From experience, I can assure you that there is a knack to locating emergency telephones close enough to pedestrian traffic to allow convenient use, but not so close that temptation to smack the button and run becomes a "false alarm" problem. Your campus police will soon let you know how well-placed they are.
But "where" is not the only question. What to install is another issue you will have to address.
First rule: all of the emergency telephones should be aesthetically and operationally similar. You don't want someone in urgent need not knowing what to look for or how to summon help. This will also reduce repair and other maintenance costs.
Typically, emergency telephone assemblies consist of a pole with a light at the top, a box for mounting the telephone, and the telephone instrument. In some climates, a thermostatically-controlled heated panel may be required inside the box.
You will need electrical power for lighting, including a light to illuminate telephone user surface, and the top beacon, which usually flashes when activated to assist the emergency response personnel in locating the user's location.
A few well-placed bollards will allow pedestrian access while protecting the pole from damage by vehicular traffic. As with the poles and beacon lights, there will be all sorts of opinions as to exactly which bollards should be used-tall/short, fat/skinny, red/yellow, etc. I suggest that you contact your physical plant and ask that they "standardize" on one choice for each.
When selecting the emergency telephone instruments, choose one that is capable of two-way voice communication. Not everyone who pushes the button needs an ambulance or a police officer. There are three types of instruments that I consider suitable to function as emergency telephones. Pay telephones on which you can lift the receiver and dial 9-1-1 with no coins required, and two types of special emergency telephone instruments. The first is a rather standard-looking telephone; lift the receiver and the auto dialer dials 9-1-1. The second is a hands-free speaker telephone sporting a large button that when depressed causes the auto dialer to dial 9-1-1. In each of these scenarios, the telephone line is POTS and 9-1-1 is being dialed. This eliminates the need for ring-down circuits or special programming in the central office.
In areas where it is difficult (this can also be read as "expensive") to have electrical power installed to the emergency telephone site, solar power is an option; and if the telephone drop cables also prove difficult, cellular can be used.
Once you have completed the bill of materials, sticker shock will begin to set in. Resist the temptation to allow the techs to cobble something together. The first one or two will be fun, but next thing you know, you are a "cottage industry" with no one to call when unforeseen problems begin to cause instrument failures.
To help acquaint your users with their new emergency telephone system, I suggest that a "What to Do if You Need Help" description, and a map indicating the locations of emergency and pay telephones be posted to your university's home page.
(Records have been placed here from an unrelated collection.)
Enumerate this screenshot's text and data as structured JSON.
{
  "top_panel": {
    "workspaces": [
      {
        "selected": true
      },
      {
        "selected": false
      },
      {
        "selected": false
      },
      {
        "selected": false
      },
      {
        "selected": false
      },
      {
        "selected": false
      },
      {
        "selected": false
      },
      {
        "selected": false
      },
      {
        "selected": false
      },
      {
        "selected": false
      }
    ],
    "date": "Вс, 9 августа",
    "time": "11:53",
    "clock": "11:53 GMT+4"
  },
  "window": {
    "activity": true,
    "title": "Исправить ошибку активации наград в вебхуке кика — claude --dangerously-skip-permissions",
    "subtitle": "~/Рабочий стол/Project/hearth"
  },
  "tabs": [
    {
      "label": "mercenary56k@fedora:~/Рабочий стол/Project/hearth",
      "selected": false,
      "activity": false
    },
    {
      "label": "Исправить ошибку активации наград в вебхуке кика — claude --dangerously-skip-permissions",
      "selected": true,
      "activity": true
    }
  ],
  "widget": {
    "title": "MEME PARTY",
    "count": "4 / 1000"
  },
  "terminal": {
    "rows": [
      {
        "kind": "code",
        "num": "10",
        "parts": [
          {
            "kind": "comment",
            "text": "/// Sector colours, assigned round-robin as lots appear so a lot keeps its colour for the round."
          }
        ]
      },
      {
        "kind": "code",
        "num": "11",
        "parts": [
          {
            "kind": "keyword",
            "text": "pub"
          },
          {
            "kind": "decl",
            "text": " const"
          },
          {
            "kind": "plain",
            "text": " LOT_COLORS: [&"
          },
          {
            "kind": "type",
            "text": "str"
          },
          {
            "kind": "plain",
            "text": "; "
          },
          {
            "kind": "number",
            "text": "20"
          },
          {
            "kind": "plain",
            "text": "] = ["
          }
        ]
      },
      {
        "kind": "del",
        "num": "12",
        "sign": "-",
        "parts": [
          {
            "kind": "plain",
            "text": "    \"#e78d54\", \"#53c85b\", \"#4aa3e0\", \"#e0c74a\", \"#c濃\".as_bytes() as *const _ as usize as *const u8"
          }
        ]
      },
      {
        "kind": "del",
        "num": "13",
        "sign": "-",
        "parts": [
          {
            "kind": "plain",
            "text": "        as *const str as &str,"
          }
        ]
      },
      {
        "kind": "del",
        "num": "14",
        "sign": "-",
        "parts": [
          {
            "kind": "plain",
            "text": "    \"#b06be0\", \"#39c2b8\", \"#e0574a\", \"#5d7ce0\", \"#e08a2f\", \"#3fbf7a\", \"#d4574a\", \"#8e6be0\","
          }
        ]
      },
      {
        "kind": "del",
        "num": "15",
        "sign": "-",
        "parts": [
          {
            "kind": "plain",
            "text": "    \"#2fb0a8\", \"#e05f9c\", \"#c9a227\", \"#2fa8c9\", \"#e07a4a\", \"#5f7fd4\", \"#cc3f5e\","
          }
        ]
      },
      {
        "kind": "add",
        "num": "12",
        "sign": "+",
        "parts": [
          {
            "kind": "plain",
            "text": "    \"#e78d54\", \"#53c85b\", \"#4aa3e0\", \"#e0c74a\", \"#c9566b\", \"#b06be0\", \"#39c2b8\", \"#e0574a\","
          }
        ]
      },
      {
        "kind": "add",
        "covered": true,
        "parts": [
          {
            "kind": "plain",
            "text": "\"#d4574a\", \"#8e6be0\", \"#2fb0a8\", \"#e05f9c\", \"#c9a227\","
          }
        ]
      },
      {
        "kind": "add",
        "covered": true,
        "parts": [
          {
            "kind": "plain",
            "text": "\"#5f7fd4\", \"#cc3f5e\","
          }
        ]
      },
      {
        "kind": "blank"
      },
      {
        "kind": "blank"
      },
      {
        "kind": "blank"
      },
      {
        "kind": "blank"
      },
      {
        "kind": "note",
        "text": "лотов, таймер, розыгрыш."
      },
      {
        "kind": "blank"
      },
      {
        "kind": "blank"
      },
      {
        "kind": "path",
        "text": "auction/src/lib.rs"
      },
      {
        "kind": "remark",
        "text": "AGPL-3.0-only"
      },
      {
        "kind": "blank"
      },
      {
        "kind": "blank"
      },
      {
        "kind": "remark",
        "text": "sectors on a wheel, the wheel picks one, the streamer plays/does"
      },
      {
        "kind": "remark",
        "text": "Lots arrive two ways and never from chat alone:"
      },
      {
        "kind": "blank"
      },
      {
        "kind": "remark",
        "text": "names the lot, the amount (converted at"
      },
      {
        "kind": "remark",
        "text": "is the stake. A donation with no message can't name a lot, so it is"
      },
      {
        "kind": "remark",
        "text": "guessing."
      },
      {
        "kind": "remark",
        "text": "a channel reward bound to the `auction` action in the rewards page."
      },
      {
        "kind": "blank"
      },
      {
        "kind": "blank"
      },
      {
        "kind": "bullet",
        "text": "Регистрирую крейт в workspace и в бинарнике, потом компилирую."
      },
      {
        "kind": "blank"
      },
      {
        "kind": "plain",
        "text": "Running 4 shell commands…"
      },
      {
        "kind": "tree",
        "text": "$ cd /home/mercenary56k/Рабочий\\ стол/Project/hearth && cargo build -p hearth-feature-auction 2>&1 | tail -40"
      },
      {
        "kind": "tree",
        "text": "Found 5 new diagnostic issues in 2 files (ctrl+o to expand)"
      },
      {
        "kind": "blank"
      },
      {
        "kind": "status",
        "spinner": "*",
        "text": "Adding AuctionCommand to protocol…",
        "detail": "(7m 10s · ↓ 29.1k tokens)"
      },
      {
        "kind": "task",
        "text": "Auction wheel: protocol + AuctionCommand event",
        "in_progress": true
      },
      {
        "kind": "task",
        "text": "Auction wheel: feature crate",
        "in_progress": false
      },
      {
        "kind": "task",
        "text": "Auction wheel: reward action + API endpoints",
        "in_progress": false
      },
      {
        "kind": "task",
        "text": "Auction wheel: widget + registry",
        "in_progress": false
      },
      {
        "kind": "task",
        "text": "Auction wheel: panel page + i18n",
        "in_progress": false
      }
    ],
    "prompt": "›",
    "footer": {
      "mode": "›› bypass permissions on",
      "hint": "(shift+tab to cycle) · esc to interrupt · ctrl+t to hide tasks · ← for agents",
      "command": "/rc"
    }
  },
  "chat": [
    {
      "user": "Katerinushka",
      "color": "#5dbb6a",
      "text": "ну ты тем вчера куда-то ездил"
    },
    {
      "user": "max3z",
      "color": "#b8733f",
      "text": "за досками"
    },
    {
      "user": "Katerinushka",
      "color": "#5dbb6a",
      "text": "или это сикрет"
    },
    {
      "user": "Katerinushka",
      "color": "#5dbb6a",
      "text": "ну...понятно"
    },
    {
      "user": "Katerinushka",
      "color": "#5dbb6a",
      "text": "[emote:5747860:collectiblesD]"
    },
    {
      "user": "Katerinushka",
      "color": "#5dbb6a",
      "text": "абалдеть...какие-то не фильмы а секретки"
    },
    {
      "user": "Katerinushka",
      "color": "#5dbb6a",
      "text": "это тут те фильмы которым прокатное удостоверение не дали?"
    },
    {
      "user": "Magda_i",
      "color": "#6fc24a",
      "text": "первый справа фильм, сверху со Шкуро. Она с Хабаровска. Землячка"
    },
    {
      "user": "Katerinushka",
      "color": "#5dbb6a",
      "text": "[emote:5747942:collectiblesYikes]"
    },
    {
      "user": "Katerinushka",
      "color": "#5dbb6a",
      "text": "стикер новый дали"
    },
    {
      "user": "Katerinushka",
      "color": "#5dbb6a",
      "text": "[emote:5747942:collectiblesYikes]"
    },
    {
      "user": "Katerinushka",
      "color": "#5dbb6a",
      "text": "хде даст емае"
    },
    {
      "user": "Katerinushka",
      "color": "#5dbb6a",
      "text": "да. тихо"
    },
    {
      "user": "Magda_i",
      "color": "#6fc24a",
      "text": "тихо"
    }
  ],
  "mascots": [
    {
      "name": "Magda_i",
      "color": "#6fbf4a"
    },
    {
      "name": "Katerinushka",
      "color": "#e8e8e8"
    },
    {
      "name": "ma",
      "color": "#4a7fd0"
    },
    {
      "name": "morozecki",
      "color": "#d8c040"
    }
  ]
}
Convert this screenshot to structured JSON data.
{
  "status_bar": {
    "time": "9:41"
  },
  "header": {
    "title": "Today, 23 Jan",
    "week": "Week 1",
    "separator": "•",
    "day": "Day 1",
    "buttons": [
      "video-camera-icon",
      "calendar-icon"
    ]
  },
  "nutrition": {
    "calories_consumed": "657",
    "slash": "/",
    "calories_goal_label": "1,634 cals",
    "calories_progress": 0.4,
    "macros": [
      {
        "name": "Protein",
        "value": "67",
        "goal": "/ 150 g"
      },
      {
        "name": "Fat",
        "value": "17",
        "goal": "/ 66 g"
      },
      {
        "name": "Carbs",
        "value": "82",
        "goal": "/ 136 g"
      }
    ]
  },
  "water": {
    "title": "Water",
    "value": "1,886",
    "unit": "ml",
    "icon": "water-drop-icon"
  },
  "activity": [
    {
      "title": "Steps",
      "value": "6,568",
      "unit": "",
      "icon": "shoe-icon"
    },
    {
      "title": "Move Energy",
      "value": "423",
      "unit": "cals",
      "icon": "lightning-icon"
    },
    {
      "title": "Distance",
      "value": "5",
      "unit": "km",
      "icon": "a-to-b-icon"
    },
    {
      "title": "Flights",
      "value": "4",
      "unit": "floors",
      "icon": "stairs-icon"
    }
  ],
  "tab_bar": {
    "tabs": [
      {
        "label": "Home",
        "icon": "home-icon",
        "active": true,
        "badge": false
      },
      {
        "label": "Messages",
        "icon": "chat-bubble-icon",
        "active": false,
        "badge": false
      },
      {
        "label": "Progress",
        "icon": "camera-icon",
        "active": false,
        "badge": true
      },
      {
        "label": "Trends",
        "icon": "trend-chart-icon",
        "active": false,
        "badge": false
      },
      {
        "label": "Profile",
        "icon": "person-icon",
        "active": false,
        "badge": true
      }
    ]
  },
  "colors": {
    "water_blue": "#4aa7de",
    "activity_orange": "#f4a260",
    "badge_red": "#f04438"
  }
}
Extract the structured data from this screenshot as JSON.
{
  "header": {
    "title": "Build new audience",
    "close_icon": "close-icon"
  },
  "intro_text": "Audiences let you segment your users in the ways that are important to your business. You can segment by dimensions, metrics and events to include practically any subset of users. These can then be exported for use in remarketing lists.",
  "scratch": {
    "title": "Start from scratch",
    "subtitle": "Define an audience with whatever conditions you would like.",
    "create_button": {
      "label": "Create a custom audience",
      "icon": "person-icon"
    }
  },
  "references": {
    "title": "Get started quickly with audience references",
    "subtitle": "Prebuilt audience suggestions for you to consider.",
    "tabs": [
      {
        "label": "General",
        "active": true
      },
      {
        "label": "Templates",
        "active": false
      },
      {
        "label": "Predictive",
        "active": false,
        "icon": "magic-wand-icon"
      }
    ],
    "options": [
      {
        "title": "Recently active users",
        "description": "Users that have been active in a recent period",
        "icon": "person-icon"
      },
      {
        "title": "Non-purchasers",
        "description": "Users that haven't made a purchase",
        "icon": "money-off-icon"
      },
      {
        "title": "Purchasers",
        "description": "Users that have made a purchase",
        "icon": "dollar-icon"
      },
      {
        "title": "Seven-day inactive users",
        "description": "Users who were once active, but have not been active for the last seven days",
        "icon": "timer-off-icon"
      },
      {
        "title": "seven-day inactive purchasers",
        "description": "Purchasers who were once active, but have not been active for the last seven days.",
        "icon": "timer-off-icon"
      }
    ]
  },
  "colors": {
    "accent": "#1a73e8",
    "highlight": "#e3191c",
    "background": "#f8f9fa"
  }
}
It can also be printed in your campus telephone directory. To help reduce the number of non-emergency calls, install a sign at each site indicating the location of the nearest pay telephones. Your campus police will thank you.
Donna Ballast is a communications analyst at The University of Texas at Austin and a BICSI registered communications distribution designer (RCDD). Questions can be sent to her at Cabling Installation & Maintenance or at PO Drawer 7580, The University of Texas, Austin, TX 78713; e-mail: email@example.com.